Problem requirements: Search the records below for "MATH" and copy every line it turns up in.

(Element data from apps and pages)
+++++
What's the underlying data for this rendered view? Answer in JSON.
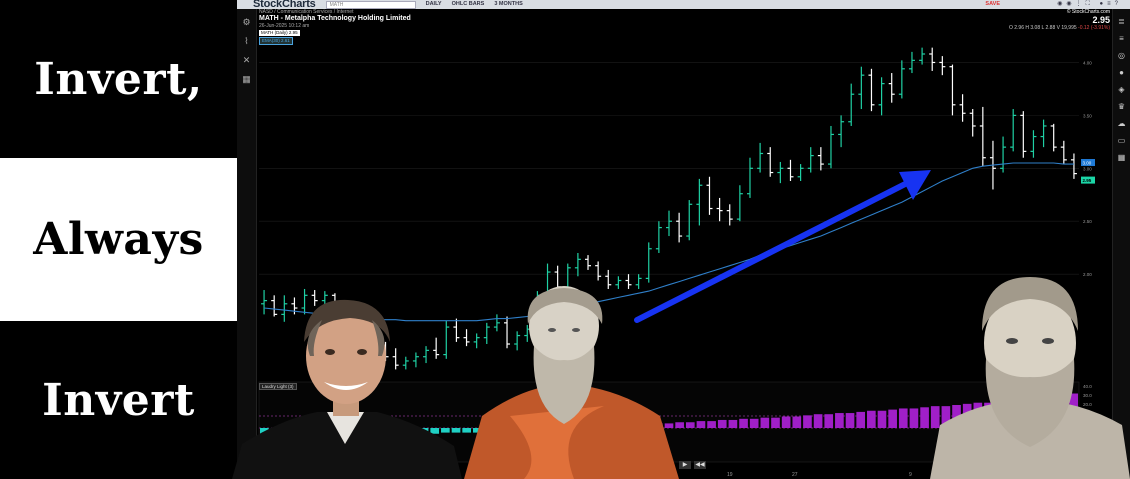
{
  "left_panel": {
    "line1": "Invert,",
    "line2": "Always",
    "line3": "Invert"
  },
  "toolbar": {
    "logo": "StockCharts",
    "search_value": "MATH",
    "period": "DAILY",
    "chart_type": "OHLC BARS",
    "range": "3 MONTHS",
    "save_label": "SAVE"
  },
  "chart_header": {
    "breadcrumb": "NASD / Communication Services / Internet",
    "title": "MATH - Metalpha Technology Holding Limited",
    "date": "26-Jun-2025 10:12 am",
    "legend_price": "MATH (Daily) 2.95",
    "legend_ema": "EMA(30) 2.61"
  },
  "quote": {
    "source": "© StockCharts.com",
    "last": "2.95",
    "ohlc": "O 2.96   H 3.08   L 2.88   V 19,995",
    "change": "-0.12 (-3.91%)"
  },
  "indicator": {
    "label": "Laudry Light (3)"
  },
  "chart_data": {
    "type": "ohlc",
    "y_ticks": [
      "4.00",
      "3.50",
      "3.00",
      "2.50",
      "2.00"
    ],
    "y_badges": [
      "3.00",
      "2.95"
    ],
    "x_ticks": [
      "19",
      "27",
      "9"
    ],
    "ind_ticks": [
      "40.0",
      "30.0",
      "20.0",
      "10.0",
      "0.0"
    ],
    "ind_badge": "1.00",
    "price_min": 1.0,
    "price_max": 4.25,
    "bars": [
      [
        1.72,
        1.85,
        1.62,
        1.75
      ],
      [
        1.75,
        1.8,
        1.6,
        1.62
      ],
      [
        1.62,
        1.8,
        1.55,
        1.72
      ],
      [
        1.72,
        1.78,
        1.62,
        1.68
      ],
      [
        1.68,
        1.86,
        1.62,
        1.8
      ],
      [
        1.8,
        1.85,
        1.7,
        1.75
      ],
      [
        1.75,
        1.84,
        1.66,
        1.8
      ],
      [
        1.8,
        1.82,
        1.48,
        1.52
      ],
      [
        1.52,
        1.62,
        1.42,
        1.48
      ],
      [
        1.48,
        1.55,
        1.28,
        1.32
      ],
      [
        1.32,
        1.4,
        1.18,
        1.22
      ],
      [
        1.22,
        1.35,
        1.15,
        1.3
      ],
      [
        1.3,
        1.36,
        1.18,
        1.22
      ],
      [
        1.22,
        1.3,
        1.1,
        1.14
      ],
      [
        1.14,
        1.22,
        1.1,
        1.18
      ],
      [
        1.18,
        1.26,
        1.12,
        1.22
      ],
      [
        1.22,
        1.32,
        1.16,
        1.28
      ],
      [
        1.28,
        1.4,
        1.2,
        1.24
      ],
      [
        1.24,
        1.56,
        1.2,
        1.5
      ],
      [
        1.5,
        1.58,
        1.36,
        1.4
      ],
      [
        1.4,
        1.48,
        1.32,
        1.36
      ],
      [
        1.36,
        1.44,
        1.3,
        1.4
      ],
      [
        1.4,
        1.54,
        1.34,
        1.5
      ],
      [
        1.5,
        1.62,
        1.46,
        1.54
      ],
      [
        1.54,
        1.6,
        1.3,
        1.34
      ],
      [
        1.34,
        1.46,
        1.28,
        1.42
      ],
      [
        1.42,
        1.52,
        1.36,
        1.48
      ],
      [
        1.48,
        1.84,
        1.44,
        1.8
      ],
      [
        1.8,
        2.1,
        1.76,
        2.02
      ],
      [
        2.02,
        2.08,
        1.84,
        1.88
      ],
      [
        1.88,
        2.1,
        1.82,
        2.06
      ],
      [
        2.06,
        2.2,
        1.98,
        2.14
      ],
      [
        2.14,
        2.18,
        2.04,
        2.08
      ],
      [
        2.08,
        2.12,
        1.94,
        1.98
      ],
      [
        1.98,
        2.04,
        1.86,
        1.9
      ],
      [
        1.9,
        1.98,
        1.86,
        1.94
      ],
      [
        1.94,
        2.0,
        1.86,
        1.9
      ],
      [
        1.9,
        2.0,
        1.86,
        1.96
      ],
      [
        1.96,
        2.3,
        1.92,
        2.24
      ],
      [
        2.24,
        2.5,
        2.2,
        2.44
      ],
      [
        2.44,
        2.6,
        2.36,
        2.5
      ],
      [
        2.5,
        2.58,
        2.3,
        2.36
      ],
      [
        2.36,
        2.7,
        2.32,
        2.66
      ],
      [
        2.66,
        2.9,
        2.46,
        2.84
      ],
      [
        2.84,
        2.92,
        2.56,
        2.62
      ],
      [
        2.62,
        2.72,
        2.5,
        2.6
      ],
      [
        2.6,
        2.66,
        2.46,
        2.52
      ],
      [
        2.52,
        2.84,
        2.5,
        2.76
      ],
      [
        2.76,
        3.1,
        2.72,
        3.0
      ],
      [
        3.0,
        3.24,
        2.96,
        3.14
      ],
      [
        3.14,
        3.2,
        2.92,
        2.96
      ],
      [
        2.96,
        3.06,
        2.86,
        3.0
      ],
      [
        3.0,
        3.08,
        2.88,
        2.92
      ],
      [
        2.92,
        3.04,
        2.88,
        3.0
      ],
      [
        3.0,
        3.2,
        2.96,
        3.12
      ],
      [
        3.12,
        3.2,
        2.98,
        3.04
      ],
      [
        3.04,
        3.4,
        3.0,
        3.32
      ],
      [
        3.32,
        3.5,
        3.2,
        3.44
      ],
      [
        3.44,
        3.8,
        3.4,
        3.7
      ],
      [
        3.7,
        3.96,
        3.56,
        3.88
      ],
      [
        3.88,
        3.94,
        3.54,
        3.6
      ],
      [
        3.6,
        3.86,
        3.5,
        3.8
      ],
      [
        3.8,
        3.9,
        3.62,
        3.7
      ],
      [
        3.7,
        4.02,
        3.66,
        3.94
      ],
      [
        3.94,
        4.1,
        3.9,
        4.02
      ],
      [
        4.02,
        4.14,
        3.98,
        4.08
      ],
      [
        4.08,
        4.14,
        3.92,
        4.0
      ],
      [
        4.0,
        4.06,
        3.88,
        3.96
      ],
      [
        3.96,
        3.98,
        3.5,
        3.6
      ],
      [
        3.6,
        3.7,
        3.44,
        3.52
      ],
      [
        3.52,
        3.56,
        3.3,
        3.4
      ],
      [
        3.4,
        3.58,
        3.02,
        3.1
      ],
      [
        3.1,
        3.26,
        2.8,
        3.0
      ],
      [
        3.0,
        3.3,
        2.96,
        3.2
      ],
      [
        3.2,
        3.56,
        3.16,
        3.5
      ],
      [
        3.5,
        3.54,
        3.1,
        3.16
      ],
      [
        3.16,
        3.36,
        3.1,
        3.3
      ],
      [
        3.3,
        3.46,
        3.2,
        3.4
      ],
      [
        3.4,
        3.42,
        3.16,
        3.2
      ],
      [
        3.2,
        3.26,
        3.04,
        3.08
      ],
      [
        3.08,
        3.14,
        2.9,
        2.95
      ]
    ],
    "ema": [
      1.68,
      1.67,
      1.66,
      1.65,
      1.64,
      1.63,
      1.62,
      1.61,
      1.6,
      1.59,
      1.58,
      1.58,
      1.57,
      1.57,
      1.56,
      1.56,
      1.56,
      1.56,
      1.56,
      1.56,
      1.56,
      1.56,
      1.57,
      1.58,
      1.58,
      1.59,
      1.6,
      1.62,
      1.64,
      1.66,
      1.68,
      1.7,
      1.72,
      1.74,
      1.76,
      1.78,
      1.8,
      1.82,
      1.84,
      1.87,
      1.9,
      1.93,
      1.96,
      1.99,
      2.02,
      2.05,
      2.08,
      2.11,
      2.14,
      2.18,
      2.21,
      2.24,
      2.27,
      2.3,
      2.33,
      2.36,
      2.4,
      2.44,
      2.48,
      2.52,
      2.56,
      2.6,
      2.64,
      2.68,
      2.73,
      2.78,
      2.83,
      2.88,
      2.92,
      2.96,
      3.0,
      3.02,
      3.03,
      3.04,
      3.05,
      3.05,
      3.05,
      3.05,
      3.05,
      3.04,
      3.04
    ],
    "histogram": [
      -8,
      -8,
      -8,
      -8,
      -8,
      -8,
      -7,
      -7,
      -7,
      -6,
      -6,
      -6,
      -6,
      -5,
      -5,
      -5,
      -5,
      -4,
      -4,
      -4,
      -4,
      -3,
      -3,
      -3,
      -3,
      -3,
      -2,
      -2,
      -2,
      -1,
      -1,
      1,
      1,
      2,
      2,
      3,
      3,
      4,
      4,
      5,
      5,
      6,
      6,
      7,
      7,
      8,
      8,
      9,
      9,
      10,
      10,
      11,
      12,
      12,
      13,
      13,
      14,
      15,
      15,
      16,
      17,
      17,
      18,
      19,
      19,
      20,
      21,
      22,
      22,
      23,
      24,
      25,
      26,
      27,
      28,
      29,
      30
    ]
  }
}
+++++
Finished task:
    "search_value": "MATH",
    "title": "MATH - Metalpha Technology Holding Limited",
    "legend_price": "MATH (Daily) 2.95",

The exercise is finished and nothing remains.